Monday, March 12, 2007

Winston Churchill: Anti-?

In 1937, Winston Churchill wrote this article, which has only recently been uncovered:

...they are inviting persecution -- that they have been partly responsible for the antagonism from which they suffer.


[THE TYPICAL REPRESENTATIVE OF THE MYSTERY RACE] looks different. He thinks differently. He has a different tradition and background. He refuses to be absorbed.

So, a brief quizz. What race is Churchill criticizing for failing to assimilate? And did his charge, in its historical context, have merit, or were his comments racist? Does his charge have merit today? Actually, probably it does not. But then why do we ask some tribes to change their dress habits, for example, and not others?

(Note: I might be a bit heavy handed on the comments this time out, assuming there are comments. The evil bald one might be out there, waiting to pounce.)

And as a PS, if anyone has found a link to the entire article, I would love to read it. At the time, Churchill's secretary advised him it would be "inadvisable" to publish this and it never saw the light of day.


Mike said...

We should immediately contact the PB moderators to ensure that anyone that quotes Churchill be given an indefinite suspension from the roll...

Jason Cherniak said...

Churchhill was a "racist" in the sense that he believed different races had different qualities. That's how people thought in his time. You have to view it in context.

Mike said...

"You have to view it in context."

Right back at ya....

bigcitylib said...


Its still how many people think.

But specifically, d'you think his charge--that's Jews refuse to assimilate--racist, either when uttered in 1937 or now?

Lord Kitchener's Own said...

Gee, I wonder what parallel BCL is trying to establish?

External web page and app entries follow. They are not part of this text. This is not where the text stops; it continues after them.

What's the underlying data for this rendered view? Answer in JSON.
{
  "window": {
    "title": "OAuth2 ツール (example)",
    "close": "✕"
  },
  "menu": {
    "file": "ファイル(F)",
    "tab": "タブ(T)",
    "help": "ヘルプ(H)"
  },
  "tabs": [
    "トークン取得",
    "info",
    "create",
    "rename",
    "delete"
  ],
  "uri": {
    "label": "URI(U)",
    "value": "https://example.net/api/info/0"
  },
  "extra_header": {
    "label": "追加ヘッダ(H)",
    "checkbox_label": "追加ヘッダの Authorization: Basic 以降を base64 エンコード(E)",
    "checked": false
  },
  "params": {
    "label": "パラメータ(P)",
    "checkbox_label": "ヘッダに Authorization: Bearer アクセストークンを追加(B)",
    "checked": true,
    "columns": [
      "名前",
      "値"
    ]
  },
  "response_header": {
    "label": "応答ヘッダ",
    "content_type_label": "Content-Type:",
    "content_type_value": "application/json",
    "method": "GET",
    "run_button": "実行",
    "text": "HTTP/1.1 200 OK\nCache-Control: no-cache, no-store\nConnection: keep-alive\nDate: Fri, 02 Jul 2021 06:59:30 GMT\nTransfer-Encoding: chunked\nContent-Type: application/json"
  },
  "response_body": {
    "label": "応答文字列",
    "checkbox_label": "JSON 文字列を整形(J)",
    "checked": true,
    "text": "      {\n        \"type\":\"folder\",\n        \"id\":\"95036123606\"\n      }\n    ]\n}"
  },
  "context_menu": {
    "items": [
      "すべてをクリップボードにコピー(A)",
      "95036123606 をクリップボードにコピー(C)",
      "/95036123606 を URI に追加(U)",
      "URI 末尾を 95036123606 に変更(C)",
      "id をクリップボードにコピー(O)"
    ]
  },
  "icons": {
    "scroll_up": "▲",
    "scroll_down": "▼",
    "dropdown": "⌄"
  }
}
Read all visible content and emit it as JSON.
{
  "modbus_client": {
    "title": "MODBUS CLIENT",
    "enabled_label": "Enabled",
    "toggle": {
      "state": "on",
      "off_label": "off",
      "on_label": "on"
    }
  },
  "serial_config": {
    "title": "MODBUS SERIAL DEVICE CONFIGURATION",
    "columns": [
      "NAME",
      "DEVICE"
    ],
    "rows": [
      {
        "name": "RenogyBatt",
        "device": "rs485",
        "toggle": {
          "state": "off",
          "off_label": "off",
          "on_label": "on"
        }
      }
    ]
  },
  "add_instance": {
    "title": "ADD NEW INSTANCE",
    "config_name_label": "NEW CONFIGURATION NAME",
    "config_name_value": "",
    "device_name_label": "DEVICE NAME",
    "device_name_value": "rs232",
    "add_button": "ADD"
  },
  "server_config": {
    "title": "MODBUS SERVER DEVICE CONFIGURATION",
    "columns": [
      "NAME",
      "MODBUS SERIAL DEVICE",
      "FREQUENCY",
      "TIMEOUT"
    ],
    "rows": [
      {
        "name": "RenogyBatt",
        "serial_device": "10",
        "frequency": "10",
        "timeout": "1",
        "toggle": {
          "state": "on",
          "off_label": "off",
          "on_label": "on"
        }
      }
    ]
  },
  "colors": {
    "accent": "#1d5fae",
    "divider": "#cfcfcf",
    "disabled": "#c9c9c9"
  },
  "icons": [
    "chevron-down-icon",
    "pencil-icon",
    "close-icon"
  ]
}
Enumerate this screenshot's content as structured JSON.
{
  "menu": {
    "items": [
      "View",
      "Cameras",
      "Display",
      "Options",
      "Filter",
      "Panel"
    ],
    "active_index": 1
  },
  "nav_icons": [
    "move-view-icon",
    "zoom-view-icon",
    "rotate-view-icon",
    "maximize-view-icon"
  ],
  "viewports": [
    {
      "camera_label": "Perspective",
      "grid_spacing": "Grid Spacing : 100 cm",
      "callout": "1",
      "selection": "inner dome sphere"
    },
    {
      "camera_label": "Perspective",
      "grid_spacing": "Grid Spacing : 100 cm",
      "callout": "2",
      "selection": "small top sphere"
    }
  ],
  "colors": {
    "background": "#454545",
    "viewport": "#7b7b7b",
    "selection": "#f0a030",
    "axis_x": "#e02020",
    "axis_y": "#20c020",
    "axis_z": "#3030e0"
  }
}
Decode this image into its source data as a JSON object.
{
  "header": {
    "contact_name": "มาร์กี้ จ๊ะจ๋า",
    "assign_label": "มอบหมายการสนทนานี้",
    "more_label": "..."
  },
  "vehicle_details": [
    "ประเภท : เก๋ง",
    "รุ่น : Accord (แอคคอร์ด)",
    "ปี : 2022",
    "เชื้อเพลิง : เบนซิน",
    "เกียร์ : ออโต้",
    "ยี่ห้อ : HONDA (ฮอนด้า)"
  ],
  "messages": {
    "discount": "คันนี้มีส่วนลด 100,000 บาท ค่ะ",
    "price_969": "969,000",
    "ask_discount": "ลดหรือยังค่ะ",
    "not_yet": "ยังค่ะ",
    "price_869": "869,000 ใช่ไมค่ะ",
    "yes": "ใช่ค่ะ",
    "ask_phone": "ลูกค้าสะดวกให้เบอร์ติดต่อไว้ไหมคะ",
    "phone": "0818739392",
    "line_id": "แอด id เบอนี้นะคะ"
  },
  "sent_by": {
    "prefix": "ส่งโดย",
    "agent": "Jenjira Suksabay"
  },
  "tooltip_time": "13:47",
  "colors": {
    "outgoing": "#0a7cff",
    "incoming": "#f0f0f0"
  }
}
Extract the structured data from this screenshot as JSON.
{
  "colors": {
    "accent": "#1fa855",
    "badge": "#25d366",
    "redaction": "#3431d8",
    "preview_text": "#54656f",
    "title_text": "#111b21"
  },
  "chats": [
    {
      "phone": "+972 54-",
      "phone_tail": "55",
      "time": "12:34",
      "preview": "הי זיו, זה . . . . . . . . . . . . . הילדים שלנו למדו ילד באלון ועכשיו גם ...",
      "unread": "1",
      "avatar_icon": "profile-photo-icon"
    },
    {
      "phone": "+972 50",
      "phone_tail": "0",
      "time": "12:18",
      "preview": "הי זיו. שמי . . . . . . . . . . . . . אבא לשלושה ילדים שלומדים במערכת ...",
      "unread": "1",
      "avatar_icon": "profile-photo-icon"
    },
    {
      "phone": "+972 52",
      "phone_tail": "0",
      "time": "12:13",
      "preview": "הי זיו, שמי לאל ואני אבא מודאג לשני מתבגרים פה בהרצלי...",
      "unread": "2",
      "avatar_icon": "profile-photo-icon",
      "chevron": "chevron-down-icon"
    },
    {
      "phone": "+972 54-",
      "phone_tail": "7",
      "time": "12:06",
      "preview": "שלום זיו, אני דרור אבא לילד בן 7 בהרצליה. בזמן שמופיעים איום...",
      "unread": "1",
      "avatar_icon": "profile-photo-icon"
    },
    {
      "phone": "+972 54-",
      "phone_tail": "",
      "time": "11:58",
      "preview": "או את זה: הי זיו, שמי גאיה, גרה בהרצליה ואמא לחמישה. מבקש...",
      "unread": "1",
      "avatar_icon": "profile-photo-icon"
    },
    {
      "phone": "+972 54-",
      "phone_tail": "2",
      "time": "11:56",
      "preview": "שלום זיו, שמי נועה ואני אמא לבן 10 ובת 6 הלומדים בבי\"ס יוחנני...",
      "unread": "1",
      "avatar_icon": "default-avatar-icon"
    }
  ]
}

Anyway, show me a post-WWII comment where Churchill expresses indifference to a renewed rounding up of the Jews and I'll agree. Parallel established.

As for the quotes here, the worst of it is this idea that Jews are "partly responsible for the antagonism from which they suffer". His observationa that Jews are different from Christians isn't that politely stated, but it's hardly even remarkable, let alone anti-semitic. If someone (oh, I don't know who) had said recently that the actions of Jewish lobby groups or even just "the Jews" were "partly responsible" for the rise in anti-semitism, we wouldn't even be discussing this.

Expressing a pre-holocaust observation that the Jews might bear some responsibility for the antagonism they then faced is patently different from expressing a post-holocaust indifference to the renewed rounding up of the Jews. Suggesting a group is partly responsible for their own persecution is bad, I grant you. Stating an indifference to the persecution itself is worse.

And Mike, your comment is inane. That's all, just wanted to say your comment was inane.

bigcitylib said...
This comment has been removed by the author.
bigcitylib said...

I am not drawing parallels, LK.

So pre 1939 Churchill's saying that Jews might be partly responsible for anti-semitism because they refuse to assimilate is okay. Okay and true, or okay but false?

Post 1945,it is not okay? But not okay because it is not true? Or not okay regardless of its truth?

Lord Kitchener's Own said...

No, it's not "OK" in 1937, nor in 1945, however I do think one's understanding of the potential evils that can arise out of anti-semitism must be greater in 1945 than 1937, so there is less excuse, such as there is any excuse, for making such statements post-holocaust.

If there's no parallel here though, then I wonder what the point of this post is? Winston Churchill was a bit of a racist? Well, yeah. And people generally were a lot more racist in 1937 then they are today. So what?

I just can't shake the idea though that this post is suggesting "if it's good enough for Winston Churchill...". Or, at the very least, "You can't attack anyone for saying something inexcusible if you won't attack Churchill for saying this".

Ti-Guy said...

And people generally were a lot more racist in 1937 then they are today. So what?

How do you actually know this? Diverse people have been living together for millenia. Right now, expressions of racism are not fashionable. But don't tell the anti-Muslims that, of course.

I think we now have a much better understanding of rule of law and human rights, or, at least, we've codified these concepts more exhaustively. But are people any less or more racist than before?

I, quite frankly, don't really know. I'm surprised some people seem to actually *know* this, one way or the other.

Ti-Guy said...

Churchhill was a "racist" in the sense that he believed different races had different qualities. That's how people thought in his time. You have to view it in context.

You know, when you address issues like this, you really sound like a dillettante. It's time for you to grow up, Jason. You may be a fresh-faced, elfin enfant terrible lawyer, but on issues like this, you are simply out of your league.

Anonymous said...

Doesn't appear to reflect any hatred against them. Nothing to see here.